7. Wash fruit and vegetables in a half-filled sink or large bowl instead of under running water. I have a really large sink, so I put them a large bowl of water to get off most of the gunk, then give them a quick rinse under a low flow tap. My veggies have never complained.
8. Use cold water when cold water will do. In the kitchen, in the laundry, whenever possible.
9. Turn any toilet into a low flush toilet. The idea is to displace the water in your tank, making the tank think it’s fuller so you use less water each time you flush. You only need three gallons per flush, after all. So take a plastic water bottle (up to a 1/2 gallon), drop a little sand or some pebbles into it, fill it with water, and put it in the tank ( making sure not to disturb the toilet’s working parts). Voila!
10. Avoid flushing the toilet unnecessarily. Dispose of tissues, insects and other such waste in the trash rather than the toilet. My husband is notorious for flushing tissues. I hope to convince him this year that it’s just not necessary.
Which brings us to my last and most controversial water-saving method.
10a. If it’s yellow let it mellow. If it’s brown, wash it down. When I was growing up there was a pretty severe water shortage in our area. I don’t remember all of the things we were told to do to save water, but this one thing has stayed with me throughout the years. In simpler terms, we were instructed to flush when going Number Two, but not flush when it was only Number One. I remember hearing this at school, I remember seeing it on posters, and I think I remember a commercial.

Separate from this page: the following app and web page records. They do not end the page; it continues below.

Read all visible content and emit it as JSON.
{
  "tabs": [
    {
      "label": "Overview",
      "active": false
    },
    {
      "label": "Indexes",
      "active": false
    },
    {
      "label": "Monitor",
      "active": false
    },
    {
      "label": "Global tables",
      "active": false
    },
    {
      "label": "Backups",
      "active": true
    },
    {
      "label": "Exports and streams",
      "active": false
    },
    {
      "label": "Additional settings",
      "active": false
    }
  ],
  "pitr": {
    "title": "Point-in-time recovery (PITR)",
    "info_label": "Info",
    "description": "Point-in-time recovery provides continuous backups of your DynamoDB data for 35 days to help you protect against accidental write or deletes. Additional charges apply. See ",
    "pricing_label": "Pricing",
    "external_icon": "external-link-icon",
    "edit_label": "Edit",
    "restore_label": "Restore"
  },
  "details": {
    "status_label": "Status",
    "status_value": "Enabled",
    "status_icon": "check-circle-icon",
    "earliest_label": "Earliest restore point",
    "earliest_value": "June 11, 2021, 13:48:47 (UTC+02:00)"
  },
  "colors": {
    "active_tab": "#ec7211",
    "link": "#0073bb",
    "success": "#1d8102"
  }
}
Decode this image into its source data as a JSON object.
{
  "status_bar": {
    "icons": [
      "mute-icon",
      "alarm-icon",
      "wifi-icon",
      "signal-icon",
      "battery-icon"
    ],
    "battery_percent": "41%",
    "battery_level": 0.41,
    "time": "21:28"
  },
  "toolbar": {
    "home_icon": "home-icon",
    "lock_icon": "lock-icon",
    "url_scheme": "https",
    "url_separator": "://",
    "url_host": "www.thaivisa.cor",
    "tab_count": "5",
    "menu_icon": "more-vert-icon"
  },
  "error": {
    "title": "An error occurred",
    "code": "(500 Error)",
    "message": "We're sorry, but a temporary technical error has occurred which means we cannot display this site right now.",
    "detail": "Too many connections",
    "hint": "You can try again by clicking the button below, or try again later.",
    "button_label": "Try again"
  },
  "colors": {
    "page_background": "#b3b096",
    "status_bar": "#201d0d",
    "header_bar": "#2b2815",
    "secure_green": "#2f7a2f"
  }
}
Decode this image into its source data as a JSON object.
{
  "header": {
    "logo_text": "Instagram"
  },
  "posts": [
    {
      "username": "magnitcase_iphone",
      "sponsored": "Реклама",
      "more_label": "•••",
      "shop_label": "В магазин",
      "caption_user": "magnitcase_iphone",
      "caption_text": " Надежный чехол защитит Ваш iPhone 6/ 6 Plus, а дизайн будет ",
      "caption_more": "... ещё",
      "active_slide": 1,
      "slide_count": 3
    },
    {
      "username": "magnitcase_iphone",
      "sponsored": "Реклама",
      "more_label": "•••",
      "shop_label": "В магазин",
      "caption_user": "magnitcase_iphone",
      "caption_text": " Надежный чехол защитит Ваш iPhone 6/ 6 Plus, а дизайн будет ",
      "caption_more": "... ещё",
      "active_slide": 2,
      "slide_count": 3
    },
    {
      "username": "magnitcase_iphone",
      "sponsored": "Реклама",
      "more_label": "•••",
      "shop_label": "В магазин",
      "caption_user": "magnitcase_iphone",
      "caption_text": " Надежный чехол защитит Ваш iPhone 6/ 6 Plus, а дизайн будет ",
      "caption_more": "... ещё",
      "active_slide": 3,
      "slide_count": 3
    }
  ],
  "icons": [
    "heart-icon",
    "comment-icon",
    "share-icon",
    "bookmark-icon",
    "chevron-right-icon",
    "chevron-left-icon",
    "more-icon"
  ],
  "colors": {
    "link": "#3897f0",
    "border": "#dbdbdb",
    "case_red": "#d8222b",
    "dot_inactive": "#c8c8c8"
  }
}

It’s controversial. Many people think it’s disgusting, including my husband. He grudgingly accepts me doing this at night (so the flushes don’t awaken him), but really, really hates daytime mellowing. Out of respect for him I only do it when he’s not at home. And I never do it away from home.
So, there you have it. According to the EPA, the average household spends as much as $500 per year on its water and sewer bill. By making some of the simple water-saving changes mentioned above, you could save at least a couple of hundred dollars per year. And, if all US households installed water-efficient appliances, the country would save more than 3 trillion gallons of water and more than $18 billion dollars per year.
That’s a lot of moolah.
If you have any other tips that work for you, please share! Whether you plan to tackle a few small drips, or overhaul your entire household plumbing system, remember that every little bit counts toward preserving water supplies for tomorrow.
Like what you see? Check out more money-saving posts on my Stretch Your Dollar page!